Problem:
Match on the string "date" in the entries below and return every matching line.

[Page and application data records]
● ● ● ● ●

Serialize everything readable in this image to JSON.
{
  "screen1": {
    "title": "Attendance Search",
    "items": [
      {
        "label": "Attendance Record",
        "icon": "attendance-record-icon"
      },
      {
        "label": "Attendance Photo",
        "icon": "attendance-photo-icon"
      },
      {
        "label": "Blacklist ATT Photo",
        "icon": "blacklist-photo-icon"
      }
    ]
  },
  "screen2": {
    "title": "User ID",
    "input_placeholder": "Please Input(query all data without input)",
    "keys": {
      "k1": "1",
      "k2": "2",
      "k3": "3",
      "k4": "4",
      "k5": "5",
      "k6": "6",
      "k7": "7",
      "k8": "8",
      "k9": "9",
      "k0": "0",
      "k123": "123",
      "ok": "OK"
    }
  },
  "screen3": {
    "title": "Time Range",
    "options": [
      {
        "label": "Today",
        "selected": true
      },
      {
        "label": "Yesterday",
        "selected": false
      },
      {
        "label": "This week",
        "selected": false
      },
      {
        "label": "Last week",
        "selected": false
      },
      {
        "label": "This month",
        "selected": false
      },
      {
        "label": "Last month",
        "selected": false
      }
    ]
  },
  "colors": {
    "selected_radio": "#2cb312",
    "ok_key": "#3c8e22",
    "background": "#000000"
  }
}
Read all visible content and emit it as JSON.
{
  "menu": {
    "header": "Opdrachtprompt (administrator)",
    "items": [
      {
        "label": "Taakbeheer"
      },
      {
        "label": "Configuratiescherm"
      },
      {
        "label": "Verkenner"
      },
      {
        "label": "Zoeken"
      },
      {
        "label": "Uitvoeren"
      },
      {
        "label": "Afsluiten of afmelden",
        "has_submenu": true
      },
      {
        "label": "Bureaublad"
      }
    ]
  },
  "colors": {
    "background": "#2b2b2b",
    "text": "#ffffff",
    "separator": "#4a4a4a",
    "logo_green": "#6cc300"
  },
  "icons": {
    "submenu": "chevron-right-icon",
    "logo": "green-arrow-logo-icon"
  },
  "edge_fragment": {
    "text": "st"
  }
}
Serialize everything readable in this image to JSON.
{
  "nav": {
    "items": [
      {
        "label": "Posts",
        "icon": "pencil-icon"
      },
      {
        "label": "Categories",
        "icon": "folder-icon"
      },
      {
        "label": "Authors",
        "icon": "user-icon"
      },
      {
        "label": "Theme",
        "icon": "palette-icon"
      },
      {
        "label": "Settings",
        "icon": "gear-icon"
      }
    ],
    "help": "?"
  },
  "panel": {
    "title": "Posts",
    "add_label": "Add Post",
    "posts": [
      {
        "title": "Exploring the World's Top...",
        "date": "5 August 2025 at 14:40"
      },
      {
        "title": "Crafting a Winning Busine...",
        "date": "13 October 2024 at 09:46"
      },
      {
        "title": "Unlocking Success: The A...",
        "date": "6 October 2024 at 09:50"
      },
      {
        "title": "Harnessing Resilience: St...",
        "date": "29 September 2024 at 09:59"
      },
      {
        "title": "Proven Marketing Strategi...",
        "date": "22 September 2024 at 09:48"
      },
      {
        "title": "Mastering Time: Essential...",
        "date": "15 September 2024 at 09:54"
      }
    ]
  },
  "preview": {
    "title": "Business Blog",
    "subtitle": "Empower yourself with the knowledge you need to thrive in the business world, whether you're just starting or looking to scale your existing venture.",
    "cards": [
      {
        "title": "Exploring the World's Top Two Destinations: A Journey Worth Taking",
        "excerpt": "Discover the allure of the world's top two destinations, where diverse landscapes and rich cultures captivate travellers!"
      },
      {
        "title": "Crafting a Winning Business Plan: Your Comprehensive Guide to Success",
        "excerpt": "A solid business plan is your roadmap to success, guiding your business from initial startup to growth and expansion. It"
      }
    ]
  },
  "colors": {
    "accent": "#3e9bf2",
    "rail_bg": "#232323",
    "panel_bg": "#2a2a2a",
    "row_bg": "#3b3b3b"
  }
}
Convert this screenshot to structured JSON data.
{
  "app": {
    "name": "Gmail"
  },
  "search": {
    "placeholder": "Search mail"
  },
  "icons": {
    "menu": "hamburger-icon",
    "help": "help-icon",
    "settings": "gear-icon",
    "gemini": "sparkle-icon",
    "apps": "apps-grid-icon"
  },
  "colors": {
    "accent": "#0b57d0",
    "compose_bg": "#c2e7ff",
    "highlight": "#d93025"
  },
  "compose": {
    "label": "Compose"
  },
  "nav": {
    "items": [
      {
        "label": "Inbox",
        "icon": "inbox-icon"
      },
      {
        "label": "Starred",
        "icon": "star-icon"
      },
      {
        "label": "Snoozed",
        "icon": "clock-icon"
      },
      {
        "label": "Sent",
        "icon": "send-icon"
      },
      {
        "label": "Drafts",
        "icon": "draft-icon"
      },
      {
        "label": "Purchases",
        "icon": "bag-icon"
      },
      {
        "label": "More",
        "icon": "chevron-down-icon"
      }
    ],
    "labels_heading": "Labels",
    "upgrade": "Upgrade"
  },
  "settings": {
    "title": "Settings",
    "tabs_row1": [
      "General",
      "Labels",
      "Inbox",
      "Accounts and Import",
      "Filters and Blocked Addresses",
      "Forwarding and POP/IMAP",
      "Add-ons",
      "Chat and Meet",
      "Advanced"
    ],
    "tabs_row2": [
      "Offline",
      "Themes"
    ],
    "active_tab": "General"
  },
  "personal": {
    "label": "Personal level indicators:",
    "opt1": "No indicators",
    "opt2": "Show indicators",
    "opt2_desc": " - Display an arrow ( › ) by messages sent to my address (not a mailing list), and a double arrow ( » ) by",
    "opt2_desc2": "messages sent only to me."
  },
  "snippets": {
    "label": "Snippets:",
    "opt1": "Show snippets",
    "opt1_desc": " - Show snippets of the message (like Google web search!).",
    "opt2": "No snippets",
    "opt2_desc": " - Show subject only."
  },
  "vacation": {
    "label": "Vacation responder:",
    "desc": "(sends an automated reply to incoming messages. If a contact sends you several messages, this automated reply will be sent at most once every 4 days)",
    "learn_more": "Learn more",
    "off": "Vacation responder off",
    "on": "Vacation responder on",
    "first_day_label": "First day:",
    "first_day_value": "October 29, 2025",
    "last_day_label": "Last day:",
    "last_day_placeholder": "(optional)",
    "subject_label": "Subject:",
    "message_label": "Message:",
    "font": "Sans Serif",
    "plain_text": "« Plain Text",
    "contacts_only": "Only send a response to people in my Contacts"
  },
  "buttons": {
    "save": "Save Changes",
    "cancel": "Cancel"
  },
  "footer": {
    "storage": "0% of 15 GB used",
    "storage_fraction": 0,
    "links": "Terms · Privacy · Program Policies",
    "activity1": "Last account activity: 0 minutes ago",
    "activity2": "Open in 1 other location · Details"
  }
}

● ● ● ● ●

Solution:
        "date": "5 August 2025 at 14:40"
        "date": "13 October 2024 at 09:46"
        "date": "6 October 2024 at 09:50"
        "date": "29 September 2024 at 09:59"
        "date": "22 September 2024 at 09:48"
        "date": "15 September 2024 at 09:54"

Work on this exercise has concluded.